To my dismay, Simon Baron-Cohen’s recent article “The Concept of Neurodiversity is Dividing the Autism Community” perpetuates a common misunderstanding of the neurodiversity movement: that it views autism as a difference but not a disability. Baron-Cohen presents the issue as one of opposing sides: the medical model, which sees autism as a set of symptoms and deficits to be cured or treated, and the neurodiversity model, which he believes ignores any disabling aspects of autism. Unfortunately, this confuses the neurodiversity movement with the social model of disability, and it is an incomplete understanding of the social model at that. Find the full article from Scientific American. 

Blaming The Parents Of Children With Special Needs

Since the day my first baby was born, I have felt responsible for my children’s differences. Read more from Huffington Post.


Schools reckon with social stress: ‘I’m on my phone so much’

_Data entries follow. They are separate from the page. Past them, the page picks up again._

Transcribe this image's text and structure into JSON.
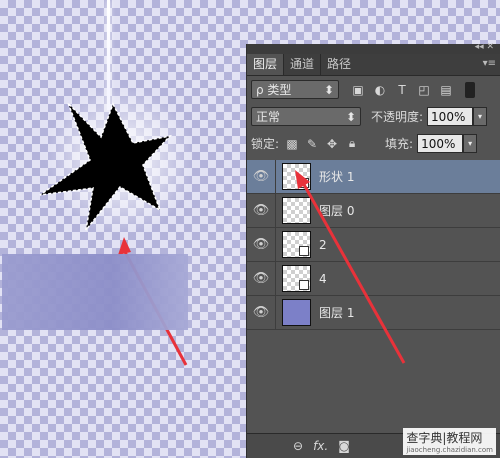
{
  "canvas": {
    "shape_color": "#000000",
    "arrow_color": "#e8323a",
    "rect_color": "#8f91cb"
  },
  "panel": {
    "tabs": [
      "图层",
      "通道",
      "路径"
    ],
    "filter": {
      "label": "ρ 类型"
    },
    "filter_icons": [
      "image-icon",
      "adjustment-icon",
      "text-icon",
      "shape-icon",
      "smart-object-icon"
    ],
    "blend_mode": "正常",
    "opacity_label": "不透明度:",
    "opacity_value": "100%",
    "lock_label": "锁定:",
    "fill_label": "填充:",
    "fill_value": "100%",
    "layers": [
      {
        "name": "形状 1",
        "selected": true,
        "thumb": "shape"
      },
      {
        "name": "图层 0",
        "selected": false,
        "thumb": "transparent"
      },
      {
        "name": "2",
        "selected": false,
        "thumb": "smart"
      },
      {
        "name": "4",
        "selected": false,
        "thumb": "smart"
      },
      {
        "name": "图层 1",
        "selected": false,
        "thumb": "solid"
      }
    ],
    "footer_icons": [
      "link-icon",
      "fx-icon",
      "mask-icon"
    ],
    "fx_label": "fx."
  },
  "watermark": {
    "title": "查字典|教程网",
    "url": "jiaocheng.chazidian.com"
  }
}
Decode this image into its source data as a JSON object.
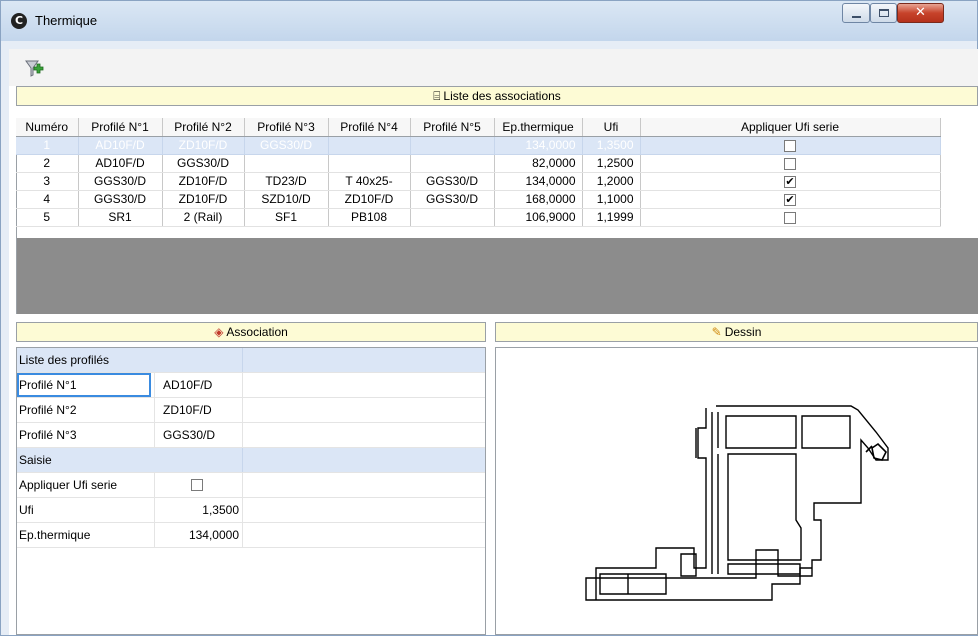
{
  "window": {
    "title": "Thermique"
  },
  "toolbar": {
    "filter_icon": "filter-add-icon"
  },
  "liste": {
    "header": "Liste des associations",
    "columns": [
      "Numéro",
      "Profilé N°1",
      "Profilé N°2",
      "Profilé N°3",
      "Profilé N°4",
      "Profilé N°5",
      "Ep.thermique",
      "Ufi",
      "Appliquer Ufi serie"
    ],
    "rows": [
      {
        "num": "1",
        "p1": "AD10F/D",
        "p2": "ZD10F/D",
        "p3": "GGS30/D",
        "p4": "",
        "p5": "",
        "ep": "134,0000",
        "ufi": "1,3500",
        "apply": false,
        "selected": true
      },
      {
        "num": "2",
        "p1": "AD10F/D",
        "p2": "GGS30/D",
        "p3": "",
        "p4": "",
        "p5": "",
        "ep": "82,0000",
        "ufi": "1,2500",
        "apply": false,
        "selected": false
      },
      {
        "num": "3",
        "p1": "GGS30/D",
        "p2": "ZD10F/D",
        "p3": "TD23/D",
        "p4": "T 40x25-",
        "p5": "GGS30/D",
        "ep": "134,0000",
        "ufi": "1,2000",
        "apply": true,
        "selected": false
      },
      {
        "num": "4",
        "p1": "GGS30/D",
        "p2": "ZD10F/D",
        "p3": "SZD10/D",
        "p4": "ZD10F/D",
        "p5": "GGS30/D",
        "ep": "168,0000",
        "ufi": "1,1000",
        "apply": true,
        "selected": false
      },
      {
        "num": "5",
        "p1": "SR1",
        "p2": "2 (Rail)",
        "p3": "SF1",
        "p4": "PB108",
        "p5": "",
        "ep": "106,9000",
        "ufi": "1,1999",
        "apply": false,
        "selected": false
      }
    ]
  },
  "association": {
    "header": "Association",
    "cat_profiles": "Liste des profilés",
    "profiles": [
      {
        "label": "Profilé N°1",
        "value": "AD10F/D"
      },
      {
        "label": "Profilé N°2",
        "value": "ZD10F/D"
      },
      {
        "label": "Profilé N°3",
        "value": "GGS30/D"
      }
    ],
    "cat_saisie": "Saisie",
    "apply_label": "Appliquer Ufi serie",
    "apply_value": false,
    "ufi_label": "Ufi",
    "ufi_value": "1,3500",
    "ep_label": "Ep.thermique",
    "ep_value": "134,0000"
  },
  "dessin": {
    "header": "Dessin"
  }
}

High school biology teacher Kelly Chavis knew smartphones were a distraction in her class. But not even her students realized the psychological toll of their devices until an in-class experiment that, of course, was then spreading on social media. Find the full article from AP News.

‘I Understand Exactly Who He Is’: Moms Discover They Share Autism With Their

Maria Mercado always knew she was different. Growing up in a boisterous Puerto Rican family in the Bronx, Mercado rarely spoke unless challenged or angry. To the outside world, she came across as a smart but shy girl, who learned to read at age 4 and couldn’t keep eye contact. For most of her school years, she had little trouble with academics — despite a severe stutter and constant daydreaming — but struggled in social settings.

Even into adulthood, Mercado sometimes had a hard time verbalizing her thoughts. “Can I say this?” she asked herself. Yet only she appeared to be aware of the problem. She just didn’t understand why. Read more at The Washington Post.


Inside the World of Tannen’s Magic Shop

Tannen’s Magic Store is New York’s oldest operating magic shop and has been supplying magicians with tricks and style since 1925. Having sold items to nearly every famous magician for the last 90 years, the guys in Tannen’s know the tricks of the trade—literally: If you have any reservations or are simply curious about a product, they’ll happily demonstrate its uses for you. Read more, or watch the video at Atlas Obscura.


‘Beautiful Minds’: Science Museum Oklahoma delves into dyslexia with art exhibition

When Holly Wilson reads, she sees a movie.

“It’s a full-blown color, theatrical, super slow-moving movie because I read slow. But I see visually when I’m reading things,” she said. “So, all the way through high school I always kind of felt like I was cheating. Because to study for things, I would literally stare at the page and think of it as a picture, and that way I could reproduce the picture when I needed it to answer the questions on tests.”

The Mustang sculptor, painter and photographer has dyslexia, although she wasn’t diagnosed until college.  Learn more from the Oklahoman.

Former Miss Tulsa, Oklahoma State University student crowned Miss Oklahoma

Addison Price didn’t think she would make it all the way to the finals in the Miss Oklahoma pageant.

“I was praying I would make the 10, praying I would make the five,” she said.

But there she was, in the top two, waiting for the announcement.

“It is the longest minute of your life,” Price said.

But a minute well worth the wait.

She did it. Read or Watch at Fox 25.

Thanks for joining us again this week. We hope you enjoyed this edition of TECA Insights. Please let us know what you think.  If you come across an article or resource that you think our community would benefit from, please share it with us. We look forward to hearing from you!